How the Cultural Canvas challenges organisations

The nine aspects

There is a narrative to the nine aspects: from small scale things (personal identity) to larger things (global commerce). The below list provides a link and brief description of each aspect:

  • Identity: we start with the nucleus of cultural energy
  • Care: how we look after ourselves and others
  • Rhythm: shifts attention to patterns of motion and timing
  • Space: focuses on our lived environments ¬†
  • Style: expands our scope to trends and aesthetics
  • Media: looks at digital and analogue forms of communication
  • Globe: prompts us towards thinking internationally
  • Purpose: helps us work out what really matters
  • Commerce: ¬†thinking about business models

When using the canvas, each project will be different. Some might dial up the focus on 'style' and play down the 'globe' focus. There aren't rules here, only guidance and patterning. The process should be emergent. Allow the cultural group you are analysing to shape what happens.

A key mindset: 'complex' not 'complicated'

To get a handle on the value of the Cultural Canvas, we can distinguish between the words 'complicated' and 'complex':

Machines are 'complicated', predictable, and require engineers: for example a jet engine or a computer algorithm.
Systems are 'complex', unpredictable, and require system thinkers: for example a city, market or an institution.

The classic example of complexity is the 'butterfly effect': where a butterfly flapping its wings in one part of the world causes a tornado in another. This is about situations that have countless components and defy simple cause and effect.

In short, the Cultural Canvas is a tool for complexity.

Become a systems thinker

We can move towards seeing the cultural canvas as a tool for systems thinkers. We can start sketching out how a systems thinking process will approach any given 'research topic'.

  1. A systems-thinking analysis will explore the political, economic, social, technological, legal and environmental (PESTLE) aspects of a research topic
  2. It will relate these to a model of the 'human' as a complex arrangement of biological, psychological and social forces (bio-psycho-social)
  3. The cultural canvas situates the research topic in relation to peoples cultural identity: the spaces they inhabit, the rhythms and rituals of their life, their media usage, and the things that matter to them
  4. The research topic will go through a process of reflection that connects to contemporary theoretical discussions around gender, race, sexuality and structural inequality
  5. The output will be a comprehensive analysis that provides strategic implications in the form of 'performative statements' (statements that create change)
Click here to head to the first decode: Identity

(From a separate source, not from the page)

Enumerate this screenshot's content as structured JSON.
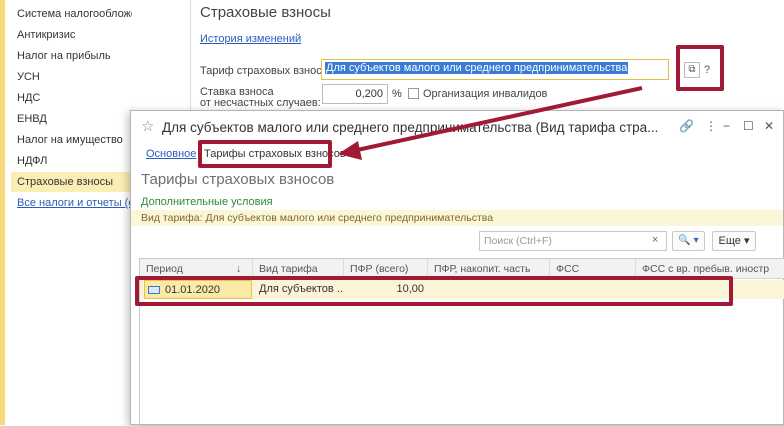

Success! Your account is fully activated, you now have access to all content.
Success! Your billing info is updated.
Billing info update failed.